Task goal. Would it be possible to output exactly, and only, the lines below from the one holding "What's the underlying" to the last line, both included, with every picture left out?

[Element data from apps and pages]
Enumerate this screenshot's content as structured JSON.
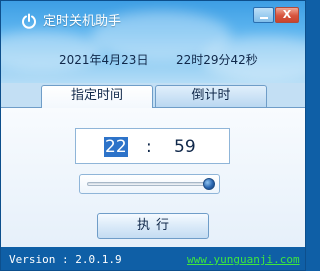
{
  "window": {
    "title": "定时关机助手",
    "icons": {
      "app": "power-icon",
      "minimize": "minimize-icon",
      "close": "close-icon"
    },
    "close_label": "X"
  },
  "clock": {
    "date": "2021年4月23日",
    "time": "22时29分42秒"
  },
  "tabs": [
    {
      "label": "指定时间",
      "active": true
    },
    {
      "label": "倒计时",
      "active": false
    }
  ],
  "schedule": {
    "hour": "22",
    "separator": ":",
    "minute": "59"
  },
  "slider": {
    "level": 1.0
  },
  "actions": {
    "execute_label": "执行"
  },
  "status": {
    "version": "Version : 2.0.1.9",
    "website": "www.yunguanji.com"
  },
  "colors": {
    "frame": "#0f5fa6",
    "selection": "#2d73c9",
    "link": "#3ee83e"
  }
}
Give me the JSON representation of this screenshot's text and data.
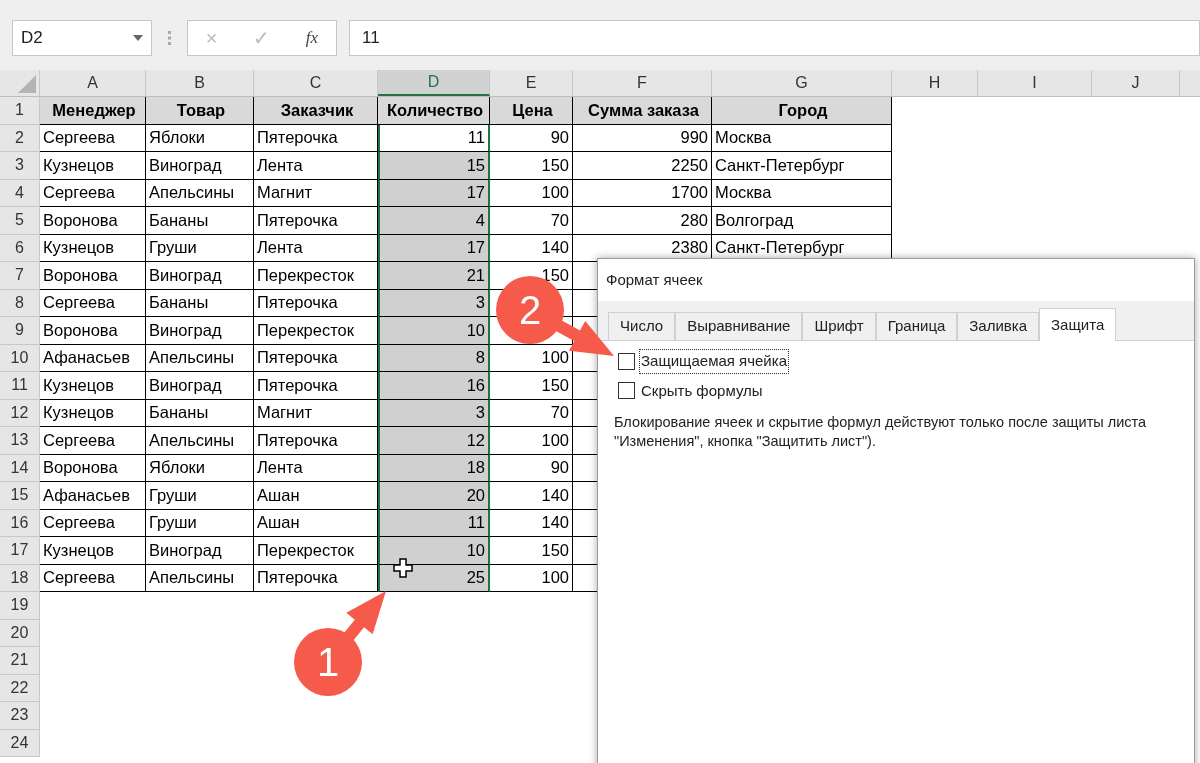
{
  "formula_bar": {
    "name_box": "D2",
    "cancel": "×",
    "enter": "✓",
    "function": "fx",
    "formula": "11"
  },
  "columns": [
    {
      "letter": "A",
      "selected": false
    },
    {
      "letter": "B",
      "selected": false
    },
    {
      "letter": "C",
      "selected": false
    },
    {
      "letter": "D",
      "selected": true
    },
    {
      "letter": "E",
      "selected": false
    },
    {
      "letter": "F",
      "selected": false
    },
    {
      "letter": "G",
      "selected": false
    },
    {
      "letter": "H",
      "selected": false
    },
    {
      "letter": "I",
      "selected": false
    },
    {
      "letter": "J",
      "selected": false
    }
  ],
  "rows": [
    {
      "number": "1",
      "kind": "header",
      "cells": [
        "Менеджер",
        "Товар",
        "Заказчик",
        "Количество",
        "Цена",
        "Сумма заказа",
        "Город"
      ]
    },
    {
      "number": "2",
      "kind": "data",
      "cells": [
        "Сергеева",
        "Яблоки",
        "Пятерочка",
        "11",
        "90",
        "990",
        "Москва"
      ]
    },
    {
      "number": "3",
      "kind": "data",
      "cells": [
        "Кузнецов",
        "Виноград",
        "Лента",
        "15",
        "150",
        "2250",
        "Санкт-Петербург"
      ]
    },
    {
      "number": "4",
      "kind": "data",
      "cells": [
        "Сергеева",
        "Апельсины",
        "Магнит",
        "17",
        "100",
        "1700",
        "Москва"
      ]
    },
    {
      "number": "5",
      "kind": "data",
      "cells": [
        "Воронова",
        "Бананы",
        "Пятерочка",
        "4",
        "70",
        "280",
        "Волгоград"
      ]
    },
    {
      "number": "6",
      "kind": "data",
      "cells": [
        "Кузнецов",
        "Груши",
        "Лента",
        "17",
        "140",
        "2380",
        "Санкт-Петербург"
      ]
    },
    {
      "number": "7",
      "kind": "data",
      "cells": [
        "Воронова",
        "Виноград",
        "Перекресток",
        "21",
        "150"
      ]
    },
    {
      "number": "8",
      "kind": "data",
      "cells": [
        "Сергеева",
        "Бананы",
        "Пятерочка",
        "3"
      ]
    },
    {
      "number": "9",
      "kind": "data",
      "cells": [
        "Воронова",
        "Виноград",
        "Перекресток",
        "10"
      ]
    },
    {
      "number": "10",
      "kind": "data",
      "cells": [
        "Афанасьев",
        "Апельсины",
        "Пятерочка",
        "8",
        "100"
      ]
    },
    {
      "number": "11",
      "kind": "data",
      "cells": [
        "Кузнецов",
        "Виноград",
        "Пятерочка",
        "16",
        "150"
      ]
    },
    {
      "number": "12",
      "kind": "data",
      "cells": [
        "Кузнецов",
        "Бананы",
        "Магнит",
        "3",
        "70"
      ]
    },
    {
      "number": "13",
      "kind": "data",
      "cells": [
        "Сергеева",
        "Апельсины",
        "Пятерочка",
        "12",
        "100"
      ]
    },
    {
      "number": "14",
      "kind": "data",
      "cells": [
        "Воронова",
        "Яблоки",
        "Лента",
        "18",
        "90"
      ]
    },
    {
      "number": "15",
      "kind": "data",
      "cells": [
        "Афанасьев",
        "Груши",
        "Ашан",
        "20",
        "140"
      ]
    },
    {
      "number": "16",
      "kind": "data",
      "cells": [
        "Сергеева",
        "Груши",
        "Ашан",
        "11",
        "140"
      ]
    },
    {
      "number": "17",
      "kind": "data",
      "cells": [
        "Кузнецов",
        "Виноград",
        "Перекресток",
        "10",
        "150"
      ]
    },
    {
      "number": "18",
      "kind": "data",
      "cells": [
        "Сергеева",
        "Апельсины",
        "Пятерочка",
        "25",
        "100"
      ]
    },
    {
      "number": "19",
      "kind": "empty"
    },
    {
      "number": "20",
      "kind": "empty"
    },
    {
      "number": "21",
      "kind": "empty"
    },
    {
      "number": "22",
      "kind": "empty"
    },
    {
      "number": "23",
      "kind": "empty"
    },
    {
      "number": "24",
      "kind": "empty"
    }
  ],
  "dialog": {
    "title": "Формат ячеек",
    "tabs": [
      {
        "label": "Число",
        "selected": false
      },
      {
        "label": "Выравнивание",
        "selected": false
      },
      {
        "label": "Шрифт",
        "selected": false
      },
      {
        "label": "Граница",
        "selected": false
      },
      {
        "label": "Заливка",
        "selected": false
      },
      {
        "label": "Защита",
        "selected": true
      }
    ],
    "checkboxes": [
      {
        "label": "Защищаемая ячейка",
        "checked": false,
        "focused": true
      },
      {
        "label": "Скрыть формулы",
        "checked": false,
        "focused": false
      }
    ],
    "note_lines": [
      "Блокирование ячеек и скрытие формул действуют только после защиты листа",
      "\"Изменения\", кнопка \"Защитить лист\")."
    ]
  },
  "callouts": [
    {
      "label": "1"
    },
    {
      "label": "2"
    }
  ]
}
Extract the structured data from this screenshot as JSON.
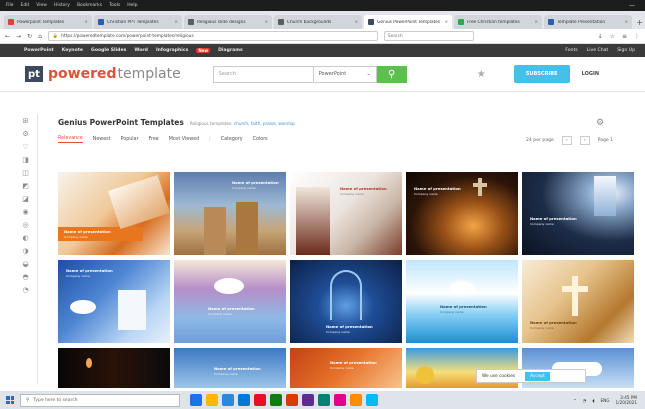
{
  "browser": {
    "menu": [
      "File",
      "Edit",
      "View",
      "History",
      "Bookmarks",
      "Tools",
      "Help"
    ],
    "tabs": [
      {
        "label": "Powerpoint Templates",
        "color": "#d9453a"
      },
      {
        "label": "Christian PPT Templates",
        "color": "#2b5fae"
      },
      {
        "label": "Religious slide designs",
        "color": "#5c5c5c"
      },
      {
        "label": "Church backgrounds",
        "color": "#5c5c5c"
      },
      {
        "label": "Genius PowerPoint Templates",
        "color": "#3b4a5e"
      },
      {
        "label": "Free Christian templates",
        "color": "#2fa84f"
      },
      {
        "label": "Template Presentation",
        "color": "#2b5fae"
      }
    ],
    "new_tab": "+",
    "url": "https://poweredtemplate.com/powerpoint-templates/religious",
    "search_placeholder": "Search",
    "nav_icons": [
      "←",
      "→",
      "↻",
      "⌂"
    ],
    "toolbar_icons": [
      "↓",
      "☆",
      "≡",
      "⋮"
    ]
  },
  "site_nav": {
    "items": [
      "PowerPoint",
      "Keynote",
      "Google Slides",
      "Word",
      "Infographics",
      "Diagrams"
    ],
    "hot": "New",
    "right": [
      "Fonts",
      "Live Chat",
      "Sign Up"
    ]
  },
  "header": {
    "logo_mark": "pt",
    "logo_text_1": "powered",
    "logo_text_2": "template",
    "search_placeholder": "Search",
    "search_category": "PowerPoint",
    "search_button": "⚲",
    "cta": "SUBSCRIBE",
    "login": "LOGIN"
  },
  "sidebar": {
    "icons": [
      "⊞",
      "⚙",
      "♡",
      "◨",
      "◫",
      "◩",
      "◪",
      "◉",
      "◎",
      "◐",
      "◑",
      "◒",
      "◓",
      "◔"
    ]
  },
  "content": {
    "title": "Genius PowerPoint Templates",
    "subtitle": "Religious templates: ",
    "subtitle_link": "church, faith, praise, worship",
    "filters": [
      "Relevance",
      "Newest",
      "Popular",
      "Free",
      "Most Viewed",
      "Category",
      "Colors"
    ],
    "pager": {
      "per_page": "24 per page",
      "prev": "‹",
      "next": "›",
      "page": "Page 1"
    }
  },
  "cards": [
    {
      "title": "Name of presentation",
      "subtitle": "Company name"
    },
    {
      "title": "Name of presentation",
      "subtitle": "Company name"
    },
    {
      "title": "Name of presentation",
      "subtitle": "Company name"
    },
    {
      "title": "Name of presentation",
      "subtitle": "Company name"
    },
    {
      "title": "Name of presentation",
      "subtitle": "Company name"
    },
    {
      "title": "Name of presentation",
      "subtitle": "Company name"
    },
    {
      "title": "Name of presentation",
      "subtitle": "Company name"
    },
    {
      "title": "Name of presentation",
      "subtitle": "Company name"
    },
    {
      "title": "Name of presentation",
      "subtitle": "Company name"
    },
    {
      "title": "Name of presentation",
      "subtitle": "Company name"
    },
    {
      "title": "",
      "subtitle": ""
    },
    {
      "title": "Name of presentation",
      "subtitle": "Company name"
    },
    {
      "title": "Name of presentation",
      "subtitle": "Company name"
    },
    {
      "title": "",
      "subtitle": ""
    },
    {
      "title": "",
      "subtitle": ""
    }
  ],
  "cookie": {
    "text": "We use cookies",
    "button": "Accept"
  },
  "taskbar": {
    "search_placeholder": "Type here to search",
    "apps": [
      "#1a73e8",
      "#ffb900",
      "#2b88d8",
      "#0078d7",
      "#e81123",
      "#107c10",
      "#d83b01",
      "#5c2d91",
      "#008272",
      "#e3008c",
      "#ff8c00",
      "#00bcf2"
    ],
    "tray": "ENG",
    "time": "3:45 PM",
    "date": "1/20/2021"
  }
}
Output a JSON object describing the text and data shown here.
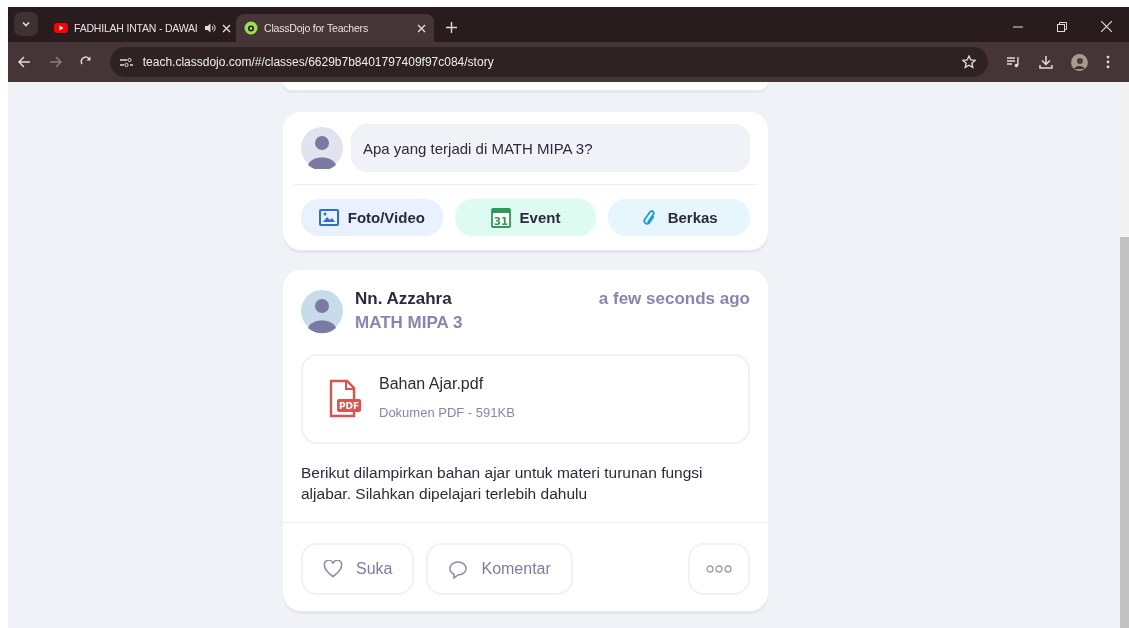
{
  "tabs": [
    {
      "title": "FADHILAH INTAN - DAWAI",
      "selected": false,
      "audio": true,
      "kind": "video"
    },
    {
      "title": "ClassDojo for Teachers",
      "selected": true,
      "audio": false,
      "kind": "app"
    }
  ],
  "address_bar": {
    "url": "teach.classdojo.com/#/classes/6629b7b8401797409f97c084/story"
  },
  "composer": {
    "placeholder": "Apa yang terjadi di MATH MIPA 3?",
    "actions": [
      {
        "kind": "photo",
        "label": "Foto/Video"
      },
      {
        "kind": "event",
        "label": "Event",
        "icon_text": "31"
      },
      {
        "kind": "file",
        "label": "Berkas"
      }
    ]
  },
  "post": {
    "author": "Nn. Azzahra",
    "class_name": "MATH MIPA 3",
    "time": "a few seconds ago",
    "attachment": {
      "name": "Bahan Ajar.pdf",
      "meta": "Dokumen PDF - 591KB",
      "icon_text": "PDF"
    },
    "body": "Berikut dilampirkan bahan ajar untuk materi turunan fungsi aljabar. Silahkan dipelajari terlebih dahulu",
    "actions": [
      {
        "kind": "like",
        "label": "Suka"
      },
      {
        "kind": "comment",
        "label": "Komentar"
      }
    ]
  }
}
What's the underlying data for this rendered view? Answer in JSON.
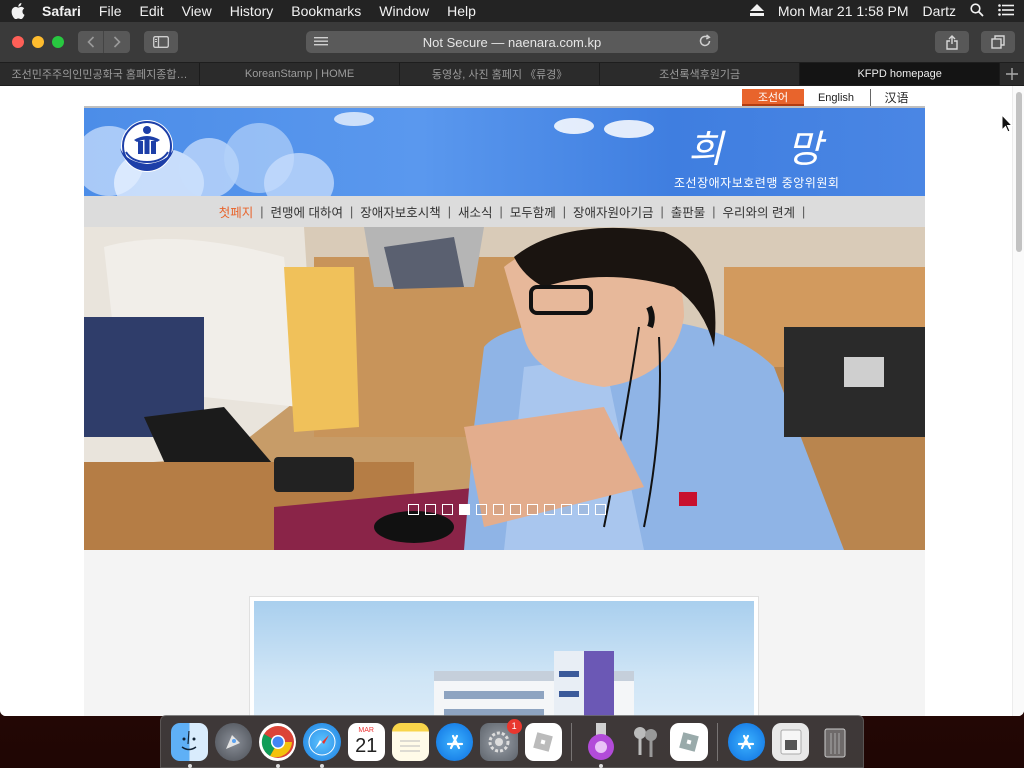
{
  "menubar": {
    "app": "Safari",
    "items": [
      "File",
      "Edit",
      "View",
      "History",
      "Bookmarks",
      "Window",
      "Help"
    ],
    "clock": "Mon Mar 21  1:58 PM",
    "user": "Dartz"
  },
  "toolbar": {
    "address": "Not Secure — naenara.com.kp"
  },
  "tabs": [
    {
      "label": "조선민주주의인민공화국 홈페지종합…",
      "active": false
    },
    {
      "label": "KoreanStamp | HOME",
      "active": false
    },
    {
      "label": "동영상, 사진 홈페지 《류경》",
      "active": false
    },
    {
      "label": "조선록색후원기금",
      "active": false
    },
    {
      "label": "KFPD homepage",
      "active": true
    }
  ],
  "site": {
    "languages": {
      "korean": "조선어",
      "english": "English",
      "chinese": "汉语"
    },
    "banner": {
      "title": "희 망",
      "subtitle": "조선장애자보호련맹 중앙위원회"
    },
    "nav": [
      "첫페지",
      "련맹에 대하여",
      "장애자보호시책",
      "새소식",
      "모두함께",
      "장애자원아기금",
      "출판물",
      "우리와의 련계"
    ],
    "active_nav": "첫페지",
    "slider": {
      "total": 12,
      "current": 4
    }
  },
  "dock": {
    "calendar_month": "MAR",
    "calendar_day": "21",
    "badge_count": "1",
    "apps": [
      "finder-icon",
      "launchpad-icon",
      "chrome-icon",
      "safari-icon",
      "calendar-icon",
      "notes-icon",
      "app-store-icon",
      "system-preferences-icon",
      "roblox-icon",
      "camo-icon",
      "keychain-icon",
      "roblox-studio-icon",
      "app-store-2-icon",
      "disk-utility-icon",
      "trash-icon"
    ]
  }
}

Output for this exercise.
What's the underlying data for this rendered view? Answer in JSON.
{
  "menubar": {
    "app": "Safari",
    "items": [
      "File",
      "Edit",
      "View",
      "History",
      "Bookmarks",
      "Window",
      "Help"
    ],
    "clock": "Mon Mar 21  1:58 PM",
    "user": "Dartz"
  },
  "toolbar": {
    "address": "Not Secure — naenara.com.kp"
  },
  "tabs": [
    {
      "label": "조선민주주의인민공화국 홈페지종합…",
      "active": false
    },
    {
      "label": "KoreanStamp | HOME",
      "active": false
    },
    {
      "label": "동영상, 사진 홈페지 《류경》",
      "active": false
    },
    {
      "label": "조선록색후원기금",
      "active": false
    },
    {
      "label": "KFPD homepage",
      "active": true
    }
  ],
  "site": {
    "languages": {
      "korean": "조선어",
      "english": "English",
      "chinese": "汉语"
    },
    "banner": {
      "title": "희 망",
      "subtitle": "조선장애자보호련맹 중앙위원회"
    },
    "nav": [
      "첫페지",
      "련맹에 대하여",
      "장애자보호시책",
      "새소식",
      "모두함께",
      "장애자원아기금",
      "출판물",
      "우리와의 련계"
    ],
    "active_nav": "첫페지",
    "slider": {
      "total": 12,
      "current": 4
    }
  },
  "dock": {
    "calendar_month": "MAR",
    "calendar_day": "21",
    "badge_count": "1",
    "apps": [
      "finder-icon",
      "launchpad-icon",
      "chrome-icon",
      "safari-icon",
      "calendar-icon",
      "notes-icon",
      "app-store-icon",
      "system-preferences-icon",
      "roblox-icon",
      "camo-icon",
      "keychain-icon",
      "roblox-studio-icon",
      "app-store-2-icon",
      "disk-utility-icon",
      "trash-icon"
    ]
  }
}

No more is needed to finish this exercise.